What may be more of a long health care issue is the long term effect of what fast food is doing to people who make it a staple to their diet. Before broaching that subject Schlosser delves into the fast food industry's ingenuity in targeting the audience from a young age. Fast food establishments were quick to realize that those parents who were working longer hours away from home were eager to relieve their guilt by taking their children to fun places to eat. Children were targeted in various advertising mediums resulting in their asking, or begging, parents to take out to eat in places like McDonalds, Burger King, and KFC. Many establishments constructed indoor/outdoor playgrounds to complete the family outing.
The second portion of Fast Food Nation is where the Schlosser really begins to talk about the dark side of fast food. He informs the reader of the dangers of consuming
fast food, the not so pleasant things that go into your food, the hardships of the
workers employed by fast food industries, and how it is continues to grow worldwide. In fact fast food restaurants are increasing in number overseas faster than they are in the United States. So the change that has taken place in America over the last four decades is spreading around the world.

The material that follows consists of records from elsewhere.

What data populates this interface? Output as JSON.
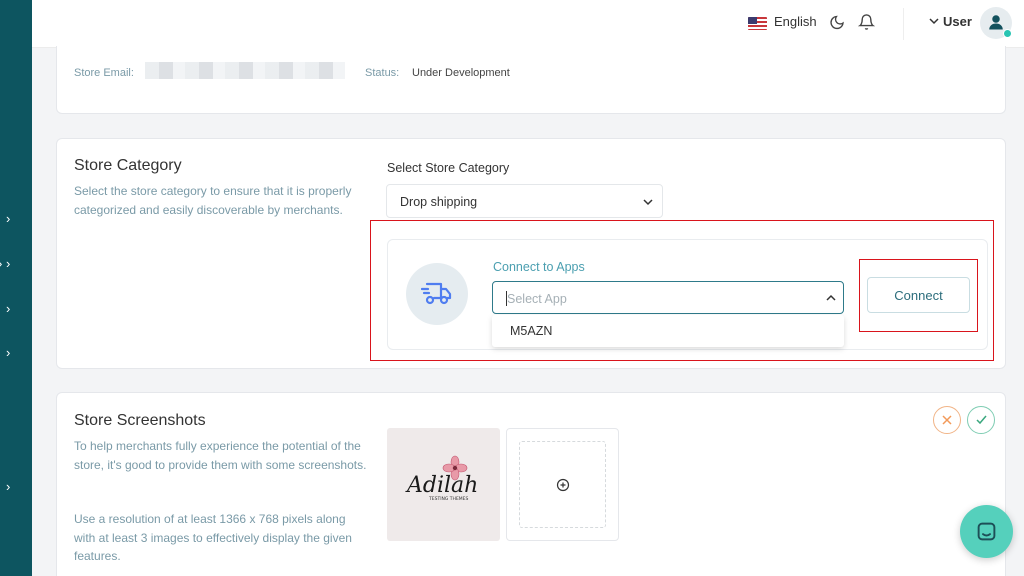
{
  "header": {
    "language": "English",
    "user_label": "User",
    "icons": [
      "us-flag-icon",
      "moon-icon",
      "bell-icon",
      "chevron-down-icon",
      "user-avatar-icon"
    ]
  },
  "store_info": {
    "email_label": "Store Email:",
    "status_label": "Status:",
    "status_value": "Under Development"
  },
  "store_category": {
    "title": "Store Category",
    "description": "Select the store category to ensure that it is properly categorized and easily discoverable by merchants.",
    "select_label": "Select Store Category",
    "selected_value": "Drop shipping",
    "connect_apps_label": "Connect to Apps",
    "app_select_placeholder": "Select App",
    "app_options": [
      "M5AZN"
    ],
    "connect_button": "Connect"
  },
  "store_screenshots": {
    "title": "Store Screenshots",
    "description_1": "To help merchants fully experience the potential of the store, it's good to provide them with some screenshots.",
    "description_2": "Use a resolution of at least 1366 x 768 pixels along with at least 3 images to effectively display the given features.",
    "thumbnail_text": "Adilah",
    "thumbnail_subtext": "TESTING THEMES"
  },
  "colors": {
    "sidebar": "#0d5560",
    "accent": "#2e7a8a",
    "highlight": "#d9141c",
    "chat": "#55d0bc"
  }
}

Schlosser is quick to point out that not only is food the culprit but the drinks that go along with that food. He refers to 'Liquid Candy', a report by author Michael Jackson, to point out that detrimental impact of the soft drink beverage industry on U.S. children. To drive home his point he states that today U.S. boys drink twice as much soda as they do milk but 20 years ago the exact opposite was true. Additional one out of five 1 & 2 year olds are given soda to drink, sometimes via a baby bottle. The beverage companies have seen a plateau in their sales to adults so reaching out and increasing sales to the youth has helped them meet their company projections.

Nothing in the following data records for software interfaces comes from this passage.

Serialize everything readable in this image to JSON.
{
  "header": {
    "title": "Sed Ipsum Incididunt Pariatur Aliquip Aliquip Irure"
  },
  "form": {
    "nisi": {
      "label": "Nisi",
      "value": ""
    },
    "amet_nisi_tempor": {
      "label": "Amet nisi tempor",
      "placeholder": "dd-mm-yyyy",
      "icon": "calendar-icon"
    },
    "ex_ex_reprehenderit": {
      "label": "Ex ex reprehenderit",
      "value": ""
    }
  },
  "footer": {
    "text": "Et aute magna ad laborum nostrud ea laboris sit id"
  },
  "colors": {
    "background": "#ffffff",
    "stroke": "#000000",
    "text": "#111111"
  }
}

Turning his attention back to food Schlosser gives examples of fast food being sold through schools, sometimes at very low margins, with the strategy of increasing brand loyalty. Many school districts are happy with the arrangement and appear not to be concerned with the negative long term health aspects of this arrangement. However, many, if not most, experts agree that the proliferation of fast food in every aspect of our society is directly related to the pervasive obesity problem affecting over 44 million Americans with the numbers growing. In addition to that there are 6 million rated as super-obese Schlosser lays out a very simple reason for this by saying that as Americans eat an unhealthier fast food they are at the same time involved in less physical activity. Driving instead of walking, watching TV instead of playing outside, playing video games instead of participating in organized sport. Schlosser gives many examples of how this dilemma is quickly replicating itself mainly in other developed countries but is also starting to take hold in undeveloped countries as well.

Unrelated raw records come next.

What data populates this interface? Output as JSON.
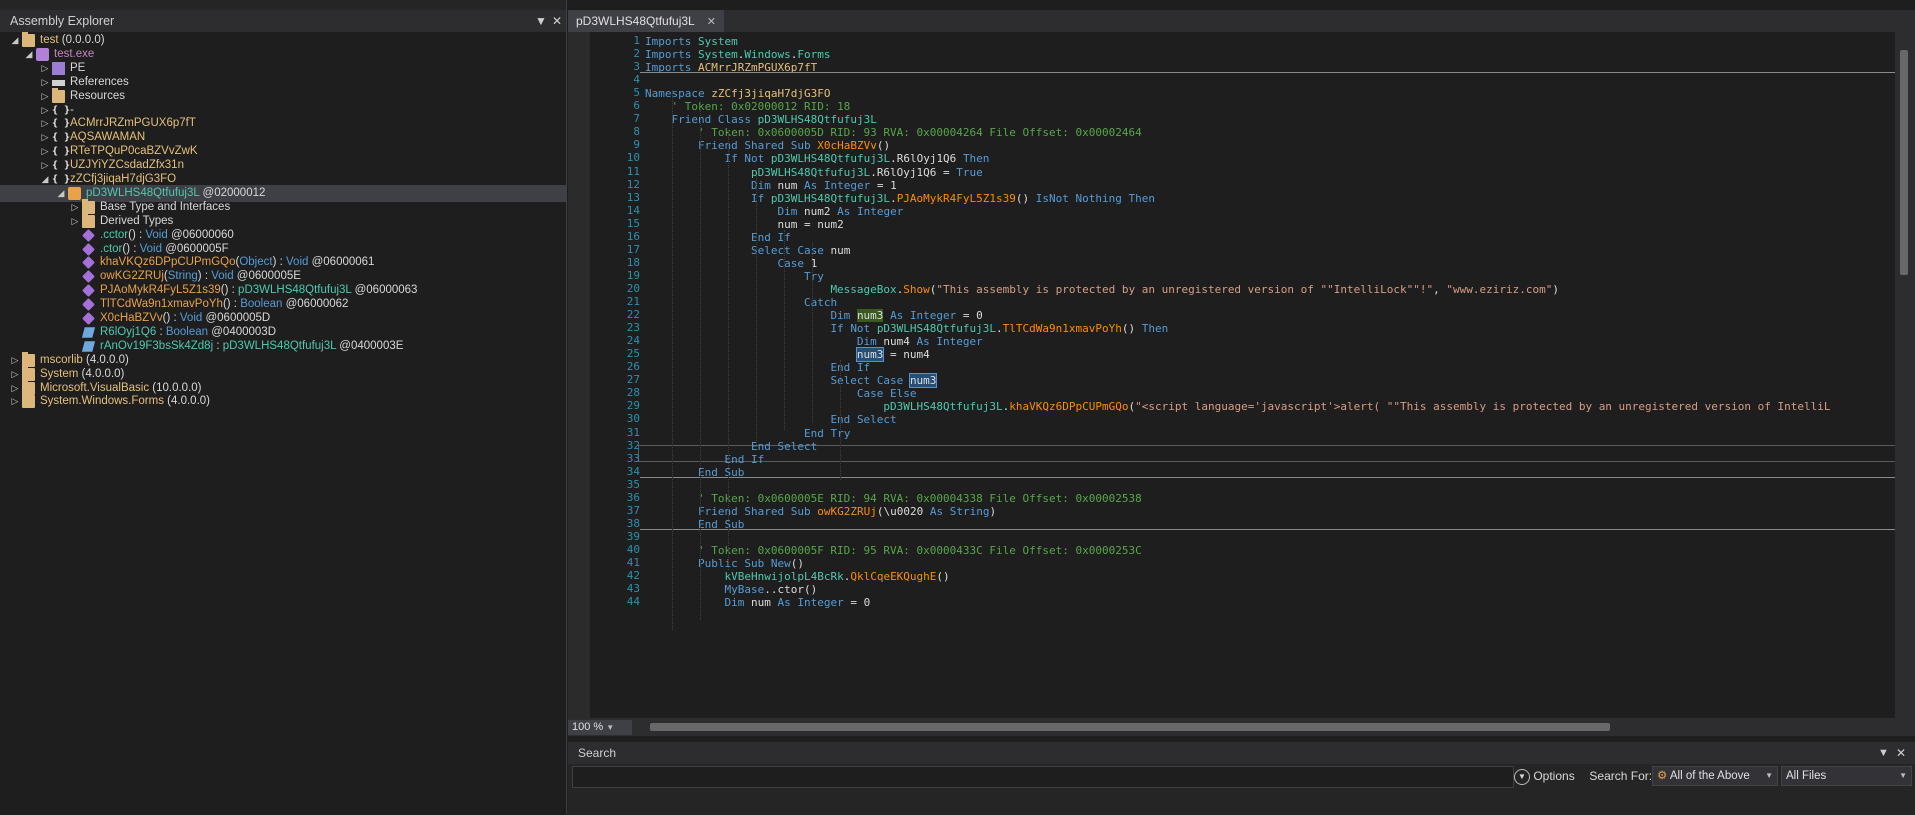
{
  "assembly_explorer": {
    "title": "Assembly Explorer",
    "tree": [
      {
        "label": "test",
        "suffix": " (0.0.0.0)",
        "icon": "assembly-icon"
      },
      {
        "label": "test.exe",
        "icon": "module-icon"
      },
      {
        "label": "PE",
        "icon": "pe-icon"
      },
      {
        "label": "References",
        "icon": "references-icon"
      },
      {
        "label": "Resources",
        "icon": "folder-icon"
      },
      {
        "label": "-",
        "icon": "namespace-icon"
      },
      {
        "label": "ACMrrJRZmPGUX6p7fT",
        "icon": "namespace-icon"
      },
      {
        "label": "AQSAWAMAN",
        "icon": "namespace-icon"
      },
      {
        "label": "RTeTPQuP0caBZVvZwK",
        "icon": "namespace-icon"
      },
      {
        "label": "UZJYiYZCsdadZfx31n",
        "icon": "namespace-icon"
      },
      {
        "label": "zZCfj3jiqaH7djG3FO",
        "icon": "namespace-icon"
      },
      {
        "label": "pD3WLHS48Qtfufuj3L",
        "suffix": " @02000012",
        "icon": "class-icon"
      },
      {
        "label": "Base Type and Interfaces",
        "icon": "folder-icon"
      },
      {
        "label": "Derived Types",
        "icon": "folder-icon"
      },
      {
        "label": ".cctor",
        "sig": "() : ",
        "type": "Void",
        "suffix": " @06000060",
        "icon": "method-icon"
      },
      {
        "label": ".ctor",
        "sig": "() : ",
        "type": "Void",
        "suffix": " @0600005F",
        "icon": "method-icon"
      },
      {
        "label": "khaVKQz6DPpCUPmGQo",
        "sig": "(",
        "param": "Object",
        "sig2": ") : ",
        "type": "Void",
        "suffix": " @06000061",
        "icon": "method-icon"
      },
      {
        "label": "owKG2ZRUj",
        "sig": "(",
        "param": "String",
        "sig2": ") : ",
        "type": "Void",
        "suffix": " @0600005E",
        "icon": "method-icon"
      },
      {
        "label": "PJAoMykR4FyL5Z1s39",
        "sig": "() : ",
        "type": "pD3WLHS48Qtfufuj3L",
        "suffix": " @06000063",
        "icon": "method-icon"
      },
      {
        "label": "TlTCdWa9n1xmavPoYh",
        "sig": "() : ",
        "type": "Boolean",
        "suffix": " @06000062",
        "icon": "method-icon"
      },
      {
        "label": "X0cHaBZVv",
        "sig": "() : ",
        "type": "Void",
        "suffix": " @0600005D",
        "icon": "method-icon"
      },
      {
        "label": "R6lOyj1Q6",
        "sig": " : ",
        "type": "Boolean",
        "suffix": " @0400003D",
        "icon": "field-icon"
      },
      {
        "label": "rAnOv19F3bsSk4Zd8j",
        "sig": " : ",
        "type": "pD3WLHS48Qtfufuj3L",
        "suffix": " @0400003E",
        "icon": "field-icon"
      },
      {
        "label": "mscorlib",
        "suffix": " (4.0.0.0)",
        "icon": "assembly-icon"
      },
      {
        "label": "System",
        "suffix": " (4.0.0.0)",
        "icon": "assembly-icon"
      },
      {
        "label": "Microsoft.VisualBasic",
        "suffix": " (10.0.0.0)",
        "icon": "assembly-icon"
      },
      {
        "label": "System.Windows.Forms",
        "suffix": " (4.0.0.0)",
        "icon": "assembly-icon"
      }
    ]
  },
  "editor": {
    "tab_label": "pD3WLHS48Qtfufuj3L",
    "zoom": "100 %",
    "lines": [
      "Imports System",
      "Imports System.Windows.Forms",
      "Imports ACMrrJRZmPGUX6p7fT",
      "",
      "Namespace zZCfj3jiqaH7djG3FO",
      "    ' Token: 0x02000012 RID: 18",
      "    Friend Class pD3WLHS48Qtfufuj3L",
      "        ' Token: 0x0600005D RID: 93 RVA: 0x00004264 File Offset: 0x00002464",
      "        Friend Shared Sub X0cHaBZVv()",
      "            If Not pD3WLHS48Qtfufuj3L.R6lOyj1Q6 Then",
      "                pD3WLHS48Qtfufuj3L.R6lOyj1Q6 = True",
      "                Dim num As Integer = 1",
      "                If pD3WLHS48Qtfufuj3L.PJAoMykR4FyL5Z1s39() IsNot Nothing Then",
      "                    Dim num2 As Integer",
      "                    num = num2",
      "                End If",
      "                Select Case num",
      "                    Case 1",
      "                        Try",
      "                            MessageBox.Show(\"This assembly is protected by an unregistered version of \"\"IntelliLock\"\"!\", \"www.eziriz.com\")",
      "                        Catch",
      "                            Dim num3 As Integer = 0",
      "                            If Not pD3WLHS48Qtfufuj3L.TlTCdWa9n1xmavPoYh() Then",
      "                                Dim num4 As Integer",
      "                                num3 = num4",
      "                            End If",
      "                            Select Case num3",
      "                                Case Else",
      "                                    pD3WLHS48Qtfufuj3L.khaVKQz6DPpCUPmGQo(\"<script language='javascript'>alert( \"\"This assembly is protected by an unregistered version of IntelliL",
      "                            End Select",
      "                        End Try",
      "                End Select",
      "            End If",
      "        End Sub",
      "",
      "        ' Token: 0x0600005E RID: 94 RVA: 0x00004338 File Offset: 0x00002538",
      "        Friend Shared Sub owKG2ZRUj(\\u0020 As String)",
      "        End Sub",
      "",
      "        ' Token: 0x0600005F RID: 95 RVA: 0x0000433C File Offset: 0x0000253C",
      "        Public Sub New()",
      "            kVBeHnwijolpL4BcRk.QklCqeEKQughE()",
      "            MyBase..ctor()",
      "            Dim num As Integer = 0"
    ]
  },
  "search_panel": {
    "title": "Search",
    "options_label": "Options",
    "search_for_label": "Search For:",
    "search_for_value": "All of the Above",
    "scope_value": "All Files"
  },
  "colors": {
    "background": "#1e1e1e",
    "keyword": "#569cd6",
    "type": "#4ec9b0",
    "method": "#ff8c00",
    "comment": "#57a64a",
    "string": "#d69d85",
    "line_number": "#2b91af"
  }
}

Obviously the fundamental question is, what can or should be done to curtail the rampant growth of fast food. Everybody knows that it is unhealthy, but by reading this book you learn the details of all that goes into making that single burger. Some people could read this book unchanged, but for some it will change their entire diet. Although it is certain that you will not look at fast food in the same way. Eric Schlosser makes sure of this. There are so fairly gruesome parts of this book that will spoil your appetite, but this is all part of the technique Schlosser uses to show the dark side of fast food.

Similar Articles


This article has 0 comments.


MacMillan Books

Aspiring Writer? Take Our Online Course!